'The money is going south of the border'
Millions of dollars worth of Canadian concert production equipment and the Canadian crews who operate it will be sitting idle on July 30 while American companies and mostly American workers reap the financial benefits from the Rolling Stones all-day event in Downsview.
"Our industry is hurting more than most as a result of the cancellation of hundreds of concerts, conventions and promotional events after the SARS outbreak (in March)," said Bob Spencer, who owns the Toronto concert audio company Band World, which he says is the second-largest in North America.
Band World's "top-of-the-line technology is exactly the same as or equivalent to what the Stones are using, but what they're using is being supplied by the American (subcontractor) Clair Brothers, out of Pennsylvania," Spencer said.
But organizers said that in order to secure the Stones, they had to agree to go with the concert company of the band's choice.
"One of the conditions on which The Rolling Stones and (their international business representative) Michael Cohl insisted was that they would be responsible for putting a team together that understood the dynamics of the Stones' stage, its unique design, construction, comfort and security features," said Dennis Mills, the Toronto MP who initiated the concert.
"They decided to use (U.S. concert company) Clear Channel, who are experts at tour management execution. They made the call and we promised no interference at this end. We're not comparing apples and apples here. If we were, the production would be 100 per cent Canadian."
Mills added that details of a "global satellite broadcast" of the event will be made public in the next few days, as well as the specifics of a formula "that will provide direct benefits" from the concert revenue to Ontario health care and hospitality workers.
Band World and several other Toronto companies â€" Westbury National Show Systems, PA Plus, Christie Lites and Optex Staging â€" have supplied equipment for and worked in the past with promoters House Of Blues and Molson Concerts as well as The Stones and countless other high-end international touring acts, Spencer said.
This time they've been shut out.
One Toronto-based company, Fourth Phase â€" the Canadian subsidiary of an American concern â€" has been awarded the contract to supply stage and audience lighting for the estimated $12 million event, to which the federal government has contributed $3.5 million and the provincial government $2.5 million. Molson and private investors have made up the remainder of the event's full budget.
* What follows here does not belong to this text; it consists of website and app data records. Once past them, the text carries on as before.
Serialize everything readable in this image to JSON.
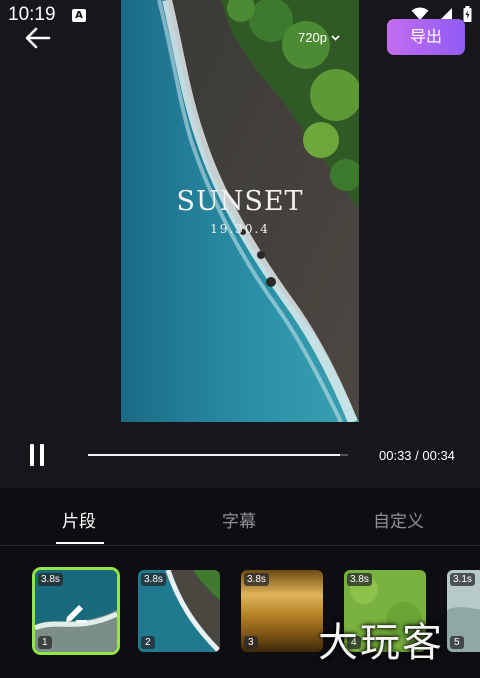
{
  "status_bar": {
    "time": "10:19",
    "indicator": "A"
  },
  "header": {
    "resolution": "720p",
    "export_label": "导出"
  },
  "video": {
    "title": "SUNSET",
    "subtitle": "19.30.4"
  },
  "playback": {
    "time_display": "00:33 / 00:34",
    "progress": 0.97
  },
  "tabs": [
    {
      "label": "片段",
      "active": true
    },
    {
      "label": "字幕",
      "active": false
    },
    {
      "label": "自定义",
      "active": false
    }
  ],
  "clips": [
    {
      "duration": "3.8s",
      "index": "1",
      "selected": true
    },
    {
      "duration": "3.8s",
      "index": "2",
      "selected": false
    },
    {
      "duration": "3.8s",
      "index": "3",
      "selected": false
    },
    {
      "duration": "3.8s",
      "index": "4",
      "selected": false
    },
    {
      "duration": "3.1s",
      "index": "5",
      "selected": false
    }
  ],
  "watermark": "大玩客",
  "colors": {
    "accent": "#9b5cf5",
    "selected_clip": "#93e54a"
  }
}
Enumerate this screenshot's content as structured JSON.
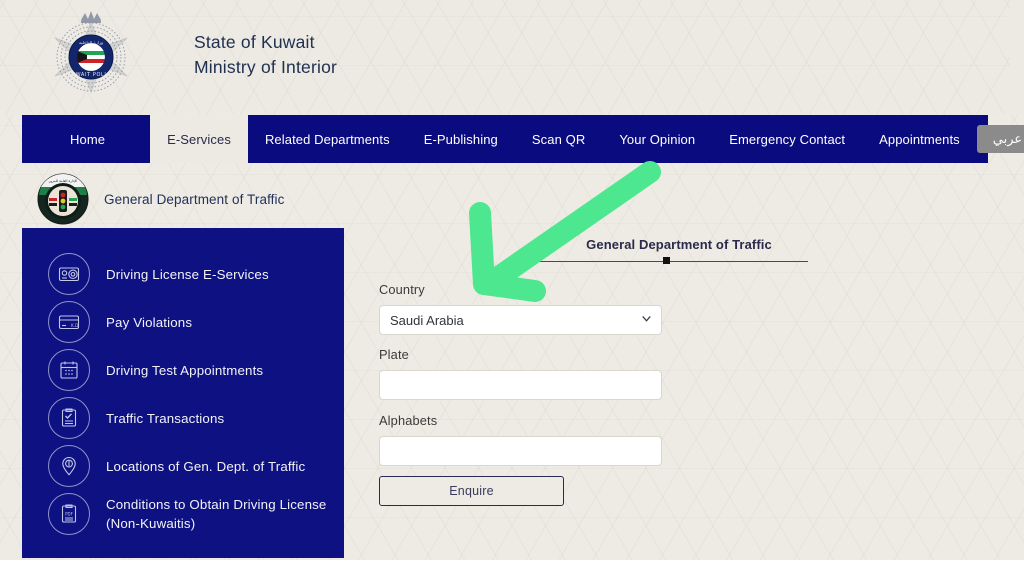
{
  "header": {
    "emblem_name": "kuwait-police-emblem",
    "title_line1": "State of Kuwait",
    "title_line2": "Ministry of Interior"
  },
  "nav": {
    "items": [
      {
        "label": "Home",
        "active": false
      },
      {
        "label": "E-Services",
        "active": true
      },
      {
        "label": "Related Departments",
        "active": false
      },
      {
        "label": "E-Publishing",
        "active": false
      },
      {
        "label": "Scan QR",
        "active": false
      },
      {
        "label": "Your Opinion",
        "active": false
      },
      {
        "label": "Emergency Contact",
        "active": false
      },
      {
        "label": "Appointments",
        "active": false
      }
    ],
    "language_button": "عربي",
    "bar_color": "#0b0b80",
    "active_bg": "#edeae3"
  },
  "breadcrumb": {
    "logo_name": "general-department-of-traffic-logo",
    "label": "General Department of Traffic"
  },
  "sidebar": {
    "bg_color": "#0e1181",
    "items": [
      {
        "label": "Driving License E-Services",
        "icon": "license-card-icon"
      },
      {
        "label": "Pay Violations",
        "icon": "payment-card-kd-icon"
      },
      {
        "label": "Driving Test Appointments",
        "icon": "calendar-icon"
      },
      {
        "label": "Traffic Transactions",
        "icon": "clipboard-check-icon"
      },
      {
        "label": "Locations of Gen. Dept. of Traffic",
        "icon": "map-pin-icon"
      },
      {
        "label": "Conditions to Obtain Driving License (Non-Kuwaitis)",
        "icon": "pdf-document-icon"
      }
    ]
  },
  "main": {
    "section_title": "General Department of Traffic",
    "fields": {
      "country_label": "Country",
      "country_value": "Saudi Arabia",
      "plate_label": "Plate",
      "plate_value": "",
      "plate_placeholder": "",
      "alphabets_label": "Alphabets",
      "alphabets_value": "",
      "alphabets_placeholder": ""
    },
    "submit_label": "Enquire"
  },
  "annotation": {
    "type": "arrow",
    "color": "#4de78f",
    "points_to": "country-select",
    "direction": "down-left"
  },
  "colors": {
    "page_bg": "#eeebe4",
    "navy": "#0b0b80",
    "sidebar_blue": "#0e1181",
    "text_dark": "#2a2a4a"
  }
}
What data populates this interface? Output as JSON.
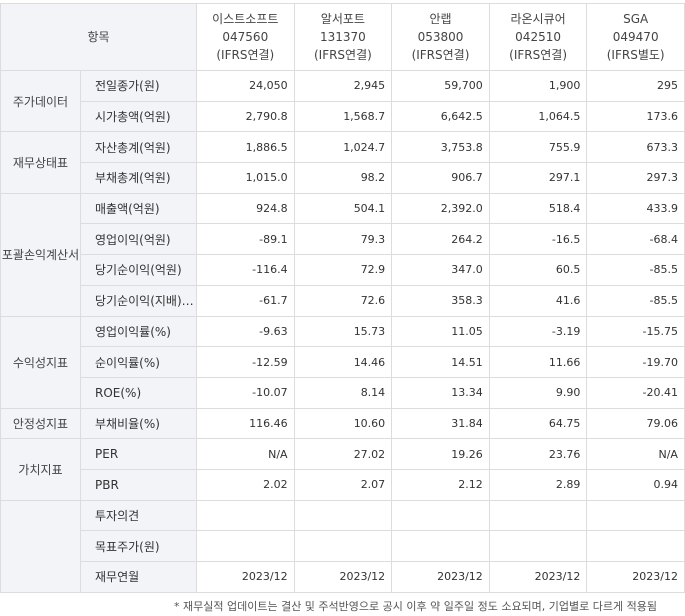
{
  "header": {
    "corner": "항목",
    "companies": [
      {
        "name": "이스트소프트",
        "code": "047560",
        "basis": "(IFRS연결)"
      },
      {
        "name": "알서포트",
        "code": "131370",
        "basis": "(IFRS연결)"
      },
      {
        "name": "안랩",
        "code": "053800",
        "basis": "(IFRS연결)"
      },
      {
        "name": "라온시큐어",
        "code": "042510",
        "basis": "(IFRS연결)"
      },
      {
        "name": "SGA",
        "code": "049470",
        "basis": "(IFRS별도)"
      }
    ]
  },
  "groups": [
    {
      "category": "주가데이터",
      "rows": [
        {
          "label": "전일종가(원)",
          "values": [
            "24,050",
            "2,945",
            "59,700",
            "1,900",
            "295"
          ]
        },
        {
          "label": "시가총액(억원)",
          "values": [
            "2,790.8",
            "1,568.7",
            "6,642.5",
            "1,064.5",
            "173.6"
          ]
        }
      ]
    },
    {
      "category": "재무상태표",
      "rows": [
        {
          "label": "자산총계(억원)",
          "values": [
            "1,886.5",
            "1,024.7",
            "3,753.8",
            "755.9",
            "673.3"
          ]
        },
        {
          "label": "부채총계(억원)",
          "values": [
            "1,015.0",
            "98.2",
            "906.7",
            "297.1",
            "297.3"
          ]
        }
      ]
    },
    {
      "category": "포괄손익계산서",
      "rows": [
        {
          "label": "매출액(억원)",
          "values": [
            "924.8",
            "504.1",
            "2,392.0",
            "518.4",
            "433.9"
          ]
        },
        {
          "label": "영업이익(억원)",
          "values": [
            "-89.1",
            "79.3",
            "264.2",
            "-16.5",
            "-68.4"
          ]
        },
        {
          "label": "당기순이익(억원)",
          "values": [
            "-116.4",
            "72.9",
            "347.0",
            "60.5",
            "-85.5"
          ]
        },
        {
          "label": "당기순이익(지배)…",
          "values": [
            "-61.7",
            "72.6",
            "358.3",
            "41.6",
            "-85.5"
          ]
        }
      ]
    },
    {
      "category": "수익성지표",
      "rows": [
        {
          "label": "영업이익률(%)",
          "values": [
            "-9.63",
            "15.73",
            "11.05",
            "-3.19",
            "-15.75"
          ]
        },
        {
          "label": "순이익률(%)",
          "values": [
            "-12.59",
            "14.46",
            "14.51",
            "11.66",
            "-19.70"
          ]
        },
        {
          "label": "ROE(%)",
          "values": [
            "-10.07",
            "8.14",
            "13.34",
            "9.90",
            "-20.41"
          ]
        }
      ]
    },
    {
      "category": "안정성지표",
      "rows": [
        {
          "label": "부채비율(%)",
          "values": [
            "116.46",
            "10.60",
            "31.84",
            "64.75",
            "79.06"
          ]
        }
      ]
    },
    {
      "category": "가치지표",
      "rows": [
        {
          "label": "PER",
          "values": [
            "N/A",
            "27.02",
            "19.26",
            "23.76",
            "N/A"
          ]
        },
        {
          "label": "PBR",
          "values": [
            "2.02",
            "2.07",
            "2.12",
            "2.89",
            "0.94"
          ]
        }
      ]
    },
    {
      "category": "",
      "rows": [
        {
          "label": "투자의견",
          "values": [
            "",
            "",
            "",
            "",
            ""
          ]
        },
        {
          "label": "목표주가(원)",
          "values": [
            "",
            "",
            "",
            "",
            ""
          ]
        },
        {
          "label": "재무연월",
          "values": [
            "2023/12",
            "2023/12",
            "2023/12",
            "2023/12",
            "2023/12"
          ]
        }
      ]
    }
  ],
  "footnote": "* 재무실적 업데이트는 결산 및 주석반영으로 공시 이후 약 일주일 정도 소요되며, 기업별로 다르게 적용됨"
}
Another Toronto company, Tower Staging, has been engaged to supply scaffolding to support speaker columns in the field, sources say, and a third Canadian operation, Sound Art in Winnipeg, has been subcontracted to supply about $4,000 worth of on-stage sound mixing equipment.
Late Wednesday, the International Alliance of Theatrical Stage Employees Local 53, negotiated a contract with the promoters that will allow 100 of its members â€" fewer than half the number required for the event â€" to work July 30 concert.
They will be supplemented by crews with the U.S. equipment suppliers, more than 100 non-union workers.
Experts estimate the cost of the Stones' concert stage, sound, lighting and video systems for the day â€" and the labour to operate them â€" at over $2 million.
Mills, Liberal MP for Toronto-Danforth, said yesterday he can give no specific figures on how much of the production budget for the concert is being spent on Canadian companies. See Related MACCA-News Articles: